Then she hauled Tress to her feet, restraining the girl by means of a death grip on her shoulder. “You,” Crow said, “are going to go with me quietly and willingly, or I’ll have Laggart start executing your friends. This is another ultimatum.”
Tress nodded, because she still hadn’t gotten her breath back. Her first real fight, and she’d lasted exactly one punch. Her eyes were still watering, her
stomach aching. She felt useless—at least until she saw Salay looking at her.
Then Tress felt worthless instead.
Salay was holding her thigh, where blood was seeping through the makeshift bandage. Through her pain, she was looking to Tress, pleadingly.
Tress turned away.
At that moment, Salay finally understood. She finally believed. “You were never one, were you?”
“No,” Tress whispered. “I…tried to tell you…” Salay slumped to the deck, defeated.

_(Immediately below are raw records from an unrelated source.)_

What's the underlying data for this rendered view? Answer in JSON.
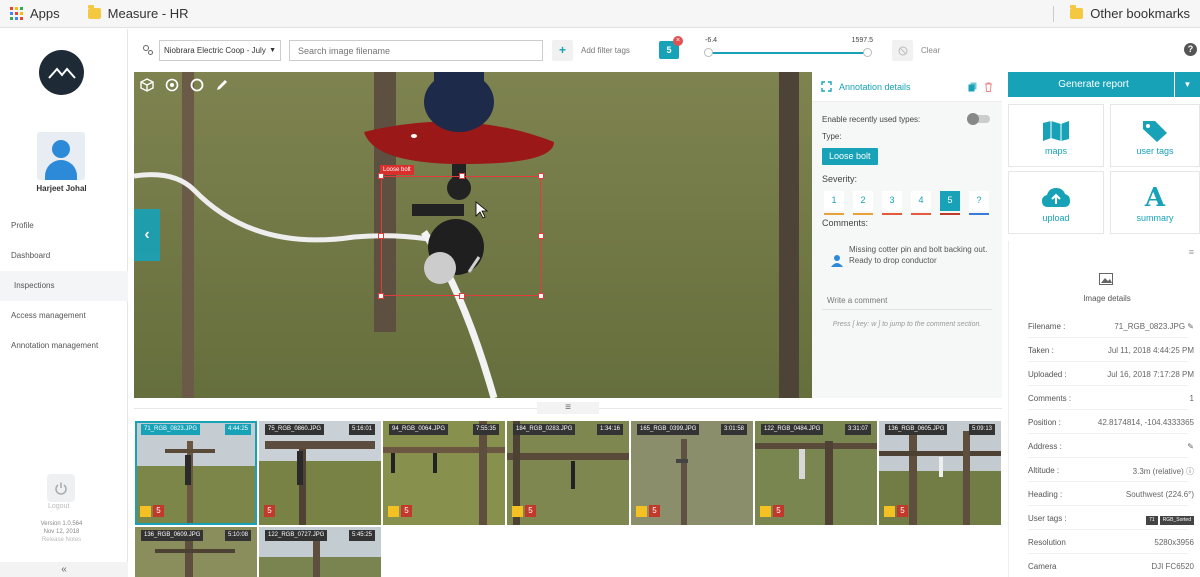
{
  "bookmarks": {
    "apps": "Apps",
    "folder1": "Measure - HR",
    "other": "Other bookmarks"
  },
  "sidebar": {
    "user_name": "Harjeet Johal",
    "nav": [
      {
        "label": "Profile"
      },
      {
        "label": "Dashboard"
      },
      {
        "label": "Inspections"
      },
      {
        "label": "Access management"
      },
      {
        "label": "Annotation management"
      }
    ],
    "logout": "Logout",
    "version": "Version 1.0.564",
    "version_date": "Nov 12, 2018",
    "release_notes": "Release Notes",
    "collapse": "«"
  },
  "toolbar": {
    "project": "Niobrara Electric Coop - July",
    "search_placeholder": "Search image filename",
    "add_filter": "Add filter tags",
    "filter_count": "5",
    "range_min": "-6.4",
    "range_max": "1597.5",
    "clear": "Clear",
    "help": "?"
  },
  "viewer": {
    "bbox_label": "Loose bolt"
  },
  "annotation": {
    "title": "Annotation details",
    "enable_recent": "Enable recently used types:",
    "type_label": "Type:",
    "type_value": "Loose bolt",
    "severity_label": "Severity:",
    "severity_levels": [
      "1",
      "2",
      "3",
      "4",
      "5",
      "?"
    ],
    "severity_selected": "5",
    "comments_label": "Comments:",
    "comment_text": "Missing cotter pin and bolt backing out. Ready to drop conductor",
    "write_placeholder": "Write a comment",
    "hint": "Press [ key: w ] to jump to the comment section."
  },
  "actions": {
    "generate_report": "Generate report",
    "tiles": [
      {
        "label": "maps",
        "icon": "map-icon"
      },
      {
        "label": "user tags",
        "icon": "tag-icon"
      },
      {
        "label": "upload",
        "icon": "cloud-upload-icon"
      },
      {
        "label": "summary",
        "icon": "letter-a-icon"
      }
    ]
  },
  "details": {
    "title": "Image details",
    "rows": [
      {
        "key": "Filename :",
        "value": "71_RGB_0823.JPG"
      },
      {
        "key": "Taken :",
        "value": "Jul 11, 2018 4:44:25 PM"
      },
      {
        "key": "Uploaded :",
        "value": "Jul 16, 2018 7:17:28 PM"
      },
      {
        "key": "Comments :",
        "value": "1"
      },
      {
        "key": "Position :",
        "value": "42.8174814, -104.4333365"
      },
      {
        "key": "Address :",
        "value": ""
      },
      {
        "key": "Altitude :",
        "value": "3.3m (relative)"
      },
      {
        "key": "Heading :",
        "value": "Southwest (224.6°)"
      },
      {
        "key": "User tags :",
        "value": ""
      },
      {
        "key": "Resolution",
        "value": "5280x3956"
      },
      {
        "key": "Camera",
        "value": "DJI FC6520"
      }
    ],
    "user_tags": [
      "71",
      "RGB_Sorted"
    ]
  },
  "thumbnails": [
    {
      "name": "71_RGB_0823.JPG",
      "time": "4:44:25",
      "severity": "5"
    },
    {
      "name": "75_RGB_0860.JPG",
      "time": "5:16:01",
      "severity": "5"
    },
    {
      "name": "94_RGB_0064.JPG",
      "time": "7:55:35",
      "severity": "5"
    },
    {
      "name": "184_RGB_0283.JPG",
      "time": "1:34:16",
      "severity": "5"
    },
    {
      "name": "165_RGB_0399.JPG",
      "time": "3:01:58",
      "severity": "5"
    },
    {
      "name": "122_RGB_0484.JPG",
      "time": "3:31:07",
      "severity": "5"
    },
    {
      "name": "136_RGB_0605.JPG",
      "time": "5:09:13",
      "severity": "5"
    },
    {
      "name": "136_RGB_0609.JPG",
      "time": "5:10:08",
      "severity": ""
    },
    {
      "name": "122_RGB_0727.JPG",
      "time": "5:45:25",
      "severity": ""
    }
  ],
  "colors": {
    "accent": "#17a2b8",
    "danger": "#c0392b",
    "tag": "#f5c021"
  }
}
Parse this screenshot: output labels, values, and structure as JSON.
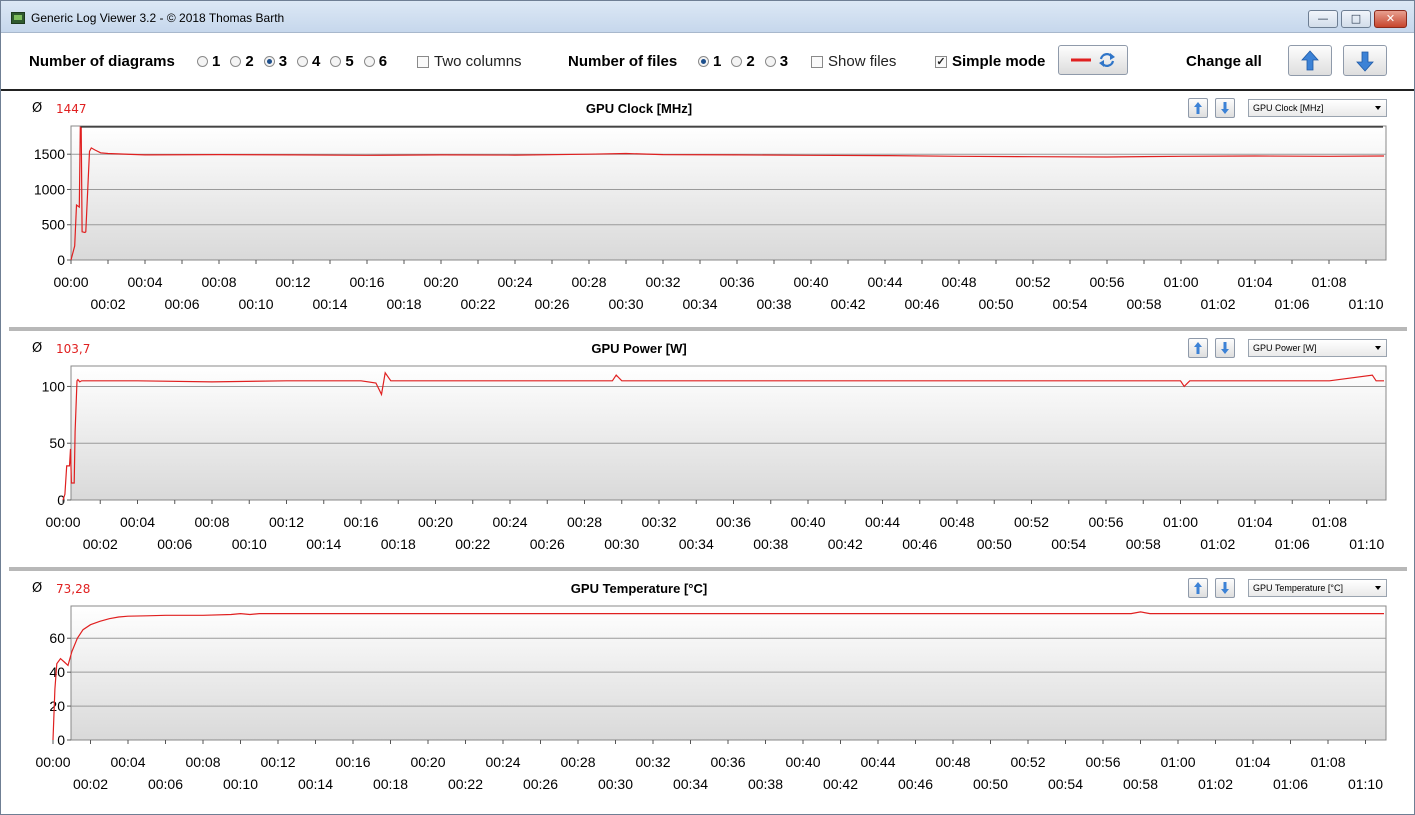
{
  "window": {
    "title": "Generic Log Viewer 3.2 - © 2018 Thomas Barth",
    "min_label": "—",
    "max_label": "□",
    "close_label": "✕"
  },
  "toolbar": {
    "diagrams_label": "Number of diagrams",
    "diagram_options": [
      "1",
      "2",
      "3",
      "4",
      "5",
      "6"
    ],
    "diagrams_selected": "3",
    "two_columns_label": "Two columns",
    "two_columns_checked": false,
    "files_label": "Number of files",
    "file_options": [
      "1",
      "2",
      "3"
    ],
    "files_selected": "1",
    "show_files_label": "Show files",
    "show_files_checked": false,
    "simple_mode_label": "Simple mode",
    "simple_mode_checked": true,
    "change_all_label": "Change all",
    "line_color": "#e02020",
    "refresh_icon": "refresh-icon",
    "up_icon": "arrow-up-icon",
    "down_icon": "arrow-down-icon",
    "arrow_color": "#3c82d6"
  },
  "diagrams": [
    {
      "avg_symbol": "Ø",
      "avg_value": "1447",
      "title": "GPU Clock [MHz]",
      "select_value": "GPU Clock [MHz]"
    },
    {
      "avg_symbol": "Ø",
      "avg_value": "103,7",
      "title": "GPU Power [W]",
      "select_value": "GPU Power [W]"
    },
    {
      "avg_symbol": "Ø",
      "avg_value": "73,28",
      "title": "GPU Temperature [°C]",
      "select_value": "GPU Temperature [°C]"
    }
  ],
  "chart_data": [
    {
      "type": "line",
      "title": "GPU Clock [MHz]",
      "ylim": [
        0,
        1900
      ],
      "yticks": [
        0,
        500,
        1000,
        1500
      ],
      "xlim_minutes": [
        0,
        71.3
      ],
      "x_tick_labels_top": [
        "00:00",
        "00:04",
        "00:08",
        "00:12",
        "00:16",
        "00:20",
        "00:24",
        "00:28",
        "00:32",
        "00:36",
        "00:40",
        "00:44",
        "00:48",
        "00:52",
        "00:56",
        "01:00",
        "01:04",
        "01:08"
      ],
      "x_tick_labels_bottom": [
        "00:02",
        "00:06",
        "00:10",
        "00:14",
        "00:18",
        "00:22",
        "00:26",
        "00:30",
        "00:34",
        "00:38",
        "00:42",
        "00:46",
        "00:50",
        "00:54",
        "00:58",
        "01:02",
        "01:06",
        "01:10"
      ],
      "max_line": 1885,
      "series": [
        {
          "color": "#e02020",
          "x": [
            0,
            0.2,
            0.3,
            0.45,
            0.5,
            0.55,
            0.6,
            0.75,
            0.8,
            1.0,
            1.1,
            1.3,
            1.6,
            2,
            4,
            8,
            12,
            16,
            20,
            24,
            28,
            30,
            32,
            36,
            40,
            44,
            48,
            52,
            56,
            60,
            64,
            68,
            71
          ],
          "y": [
            0,
            200,
            780,
            750,
            1880,
            1870,
            400,
            390,
            400,
            1540,
            1590,
            1560,
            1520,
            1510,
            1490,
            1495,
            1490,
            1485,
            1490,
            1488,
            1500,
            1510,
            1495,
            1490,
            1485,
            1480,
            1470,
            1465,
            1460,
            1470,
            1475,
            1470,
            1475
          ]
        }
      ]
    },
    {
      "type": "line",
      "title": "GPU Power [W]",
      "ylim": [
        0,
        118
      ],
      "yticks": [
        0,
        50,
        100
      ],
      "xlim_minutes": [
        0,
        71.3
      ],
      "x_tick_labels_top": [
        "00:00",
        "00:04",
        "00:08",
        "00:12",
        "00:16",
        "00:20",
        "00:24",
        "00:28",
        "00:32",
        "00:36",
        "00:40",
        "00:44",
        "00:48",
        "00:52",
        "00:56",
        "01:00",
        "01:04",
        "01:08"
      ],
      "x_tick_labels_bottom": [
        "00:02",
        "00:06",
        "00:10",
        "00:14",
        "00:18",
        "00:22",
        "00:26",
        "00:30",
        "00:34",
        "00:38",
        "00:42",
        "00:46",
        "00:50",
        "00:54",
        "00:58",
        "01:02",
        "01:06",
        "01:10"
      ],
      "series": [
        {
          "color": "#e02020",
          "x": [
            0,
            0.1,
            0.2,
            0.35,
            0.4,
            0.45,
            0.5,
            0.6,
            0.65,
            0.75,
            0.8,
            0.9,
            1.0,
            2,
            4,
            8,
            12,
            16,
            16.8,
            17.1,
            17.3,
            17.6,
            18,
            22,
            26,
            29.5,
            29.7,
            30,
            34,
            38,
            42,
            46,
            50,
            54,
            58,
            60,
            60.2,
            60.5,
            64,
            68,
            70.3,
            70.5,
            71
          ],
          "y": [
            0,
            5,
            30,
            30,
            45,
            15,
            15,
            15,
            60,
            105,
            106,
            104,
            105,
            105,
            105,
            104,
            105,
            105,
            103,
            93,
            112,
            105,
            105,
            105,
            105,
            105,
            110,
            105,
            105,
            105,
            105,
            105,
            105,
            105,
            105,
            105,
            100,
            105,
            105,
            105,
            110,
            105,
            105
          ]
        }
      ]
    },
    {
      "type": "line",
      "title": "GPU Temperature [°C]",
      "ylim": [
        0,
        79
      ],
      "yticks": [
        0,
        20,
        40,
        60
      ],
      "xlim_minutes": [
        0,
        71.3
      ],
      "x_tick_labels_top": [
        "00:00",
        "00:04",
        "00:08",
        "00:12",
        "00:16",
        "00:20",
        "00:24",
        "00:28",
        "00:32",
        "00:36",
        "00:40",
        "00:44",
        "00:48",
        "00:52",
        "00:56",
        "01:00",
        "01:04",
        "01:08"
      ],
      "x_tick_labels_bottom": [
        "00:02",
        "00:06",
        "00:10",
        "00:14",
        "00:18",
        "00:22",
        "00:26",
        "00:30",
        "00:34",
        "00:38",
        "00:42",
        "00:46",
        "00:50",
        "00:54",
        "00:58",
        "01:02",
        "01:06",
        "01:10"
      ],
      "series": [
        {
          "color": "#e02020",
          "x": [
            0,
            0.1,
            0.2,
            0.4,
            0.6,
            0.8,
            1.0,
            1.3,
            1.6,
            2.0,
            2.5,
            3.0,
            3.5,
            4.0,
            5,
            6,
            8,
            9.5,
            10,
            10.5,
            11,
            12,
            20,
            30,
            40,
            50,
            57.5,
            58,
            58.5,
            64,
            71
          ],
          "y": [
            0,
            30,
            45,
            48,
            46,
            44,
            52,
            60,
            65,
            68,
            70,
            71.5,
            72.5,
            73,
            73.2,
            73.5,
            73.5,
            74,
            74.5,
            74,
            74.5,
            74.5,
            74.5,
            74.5,
            74.5,
            74.5,
            74.5,
            75.5,
            74.5,
            74.5,
            74.5
          ]
        }
      ]
    }
  ]
}
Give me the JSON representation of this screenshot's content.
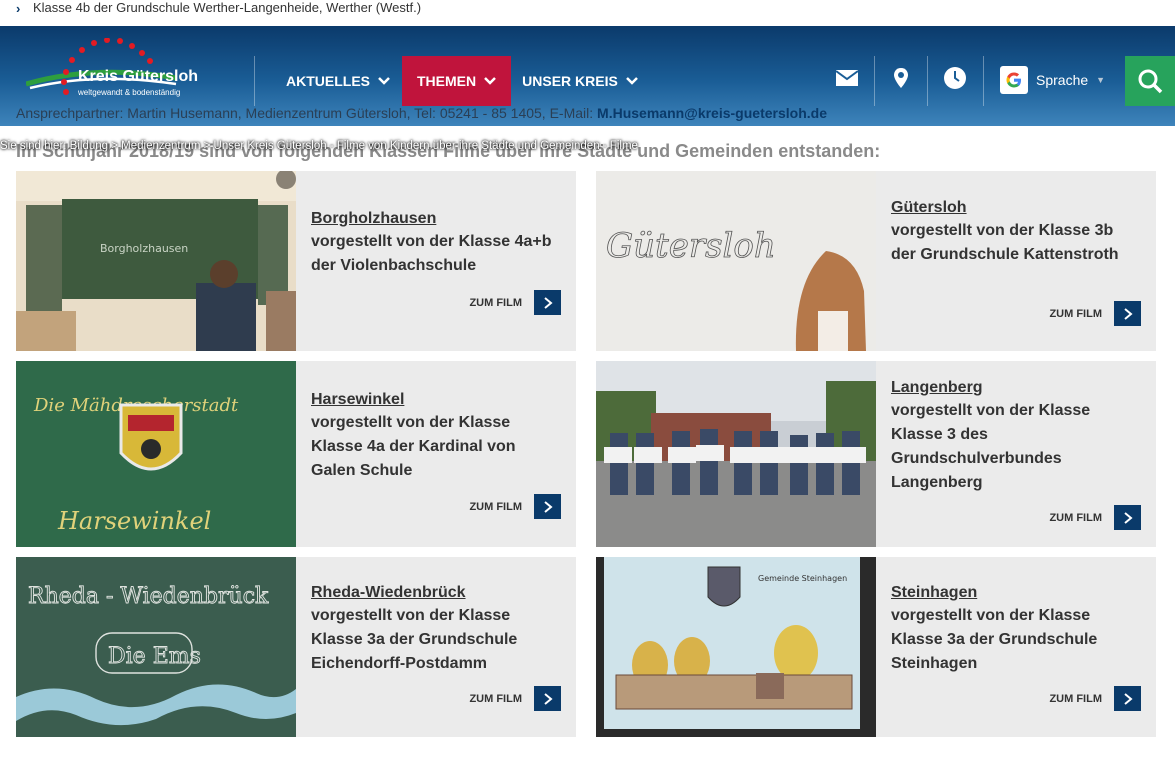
{
  "top_bar": {
    "text": "Klasse 4b der Grundschule Werther-Langenheide, Werther (Westf.)"
  },
  "logo": {
    "name": "Kreis Gütersloh",
    "tagline": "weltgewandt & bodenständig"
  },
  "nav": [
    {
      "label": "AKTUELLES",
      "active": false
    },
    {
      "label": "THEMEN",
      "active": true
    },
    {
      "label": "UNSER KREIS",
      "active": false
    }
  ],
  "language": {
    "label": "Sprache"
  },
  "contact": {
    "text": "Ansprechpartner: Martin Husemann, Medienzentrum Gütersloh, Tel: 05241 - 85 1405, E-Mail: ",
    "email": "M.Husemann@kreis-guetersloh.de"
  },
  "breadcrumb": "Sie sind hier: Bildung > Medienzentrum > Unser Kreis Gütersloh - Filme von Kindern über ihre Städte und Gemeinden - Filme",
  "intro": "Im Schuljahr 2018/19 sind von folgenden Klassen Filme über ihre Städte und Gemeinden entstanden:",
  "cards": [
    {
      "city": "Borgholzhausen",
      "desc": "vorgestellt von der Klasse 4a+b der Violenbachschule",
      "button": "ZUM FILM",
      "thumb_text": "Borgholzhausen"
    },
    {
      "city": "Gütersloh",
      "desc": "vorgestellt von der Klasse 3b der Grundschule Kattenstroth",
      "button": "ZUM FILM",
      "thumb_text": "Gütersloh"
    },
    {
      "city": "Harsewinkel",
      "desc": "vorgestellt von der Klasse Klasse 4a der Kardinal von Galen Schule",
      "button": "ZUM FILM",
      "thumb_text": "Die Mähdrescherstadt",
      "thumb_text2": "Harsewinkel"
    },
    {
      "city": "Langenberg",
      "desc": "vorgestellt von der Klasse Klasse 3 des Grundschulverbundes Langenberg",
      "button": "ZUM FILM"
    },
    {
      "city": "Rheda-Wiedenbrück",
      "desc": "vorgestellt von der Klasse Klasse 3a der Grundschule Eichendorff-Postdamm",
      "button": "ZUM FILM",
      "thumb_text": "Rheda - Wiedenbrück",
      "thumb_text2": "Die Ems"
    },
    {
      "city": "Steinhagen",
      "desc": "vorgestellt von der Klasse Klasse 3a der Grundschule Steinhagen",
      "button": "ZUM FILM",
      "thumb_text": "Gemeinde Steinhagen"
    }
  ],
  "colors": {
    "header_dark": "#0b3a6b",
    "accent_red": "#c0143c",
    "search_green": "#27a35c",
    "button_navy": "#0a3a6a",
    "card_bg": "#ebebeb"
  }
}
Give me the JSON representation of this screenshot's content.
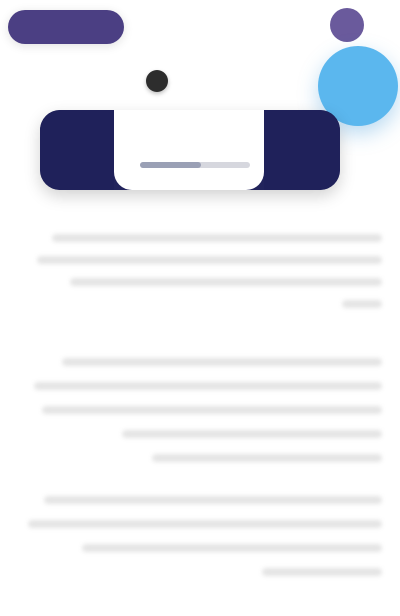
{
  "topbar": {
    "primary_action_label": "",
    "title": "",
    "avatar_label": ""
  },
  "left_label": "",
  "player": {
    "progress_fraction": 0.55
  },
  "content": {
    "blocks": [
      {
        "text": ""
      },
      {
        "text": ""
      },
      {
        "text": ""
      }
    ]
  },
  "colors": {
    "primary": "#4b3f83",
    "fab": "#5bb7ee",
    "card": "#22245c"
  }
}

Beyond the ship, the spores began to undulate, then spin in a whirlpool as if draining from below. The Dougs and I rushed to the side, watching as a large tunnel appeared in the spores, the sides of it solid despite the seethe. It led down into darkness. Xisis had received the message.
“Prepare the launch,” Crow shouted. Once the small rowboat was ready, hanging beside the deck, she forced Tress in.
Crow climbed in next and nodded to Laggart, who held a pistol on Ann. “If we don’t come back in an hour,” Crow shouted, “kill one of them.”
Tress slumped down into her seat. Then she felt a hand on her shoulder.
She looked to see me reaching across the railing to her. “You still have,” I whispered, “everything you need.”
I backed away at a bark from the captain, and the Dougs lowered the boat like a makeshift elevator to get them down to sea level.
Crow pushed Tress in front as they stepped out onto the strangely firm spores, then started down into the tunnel.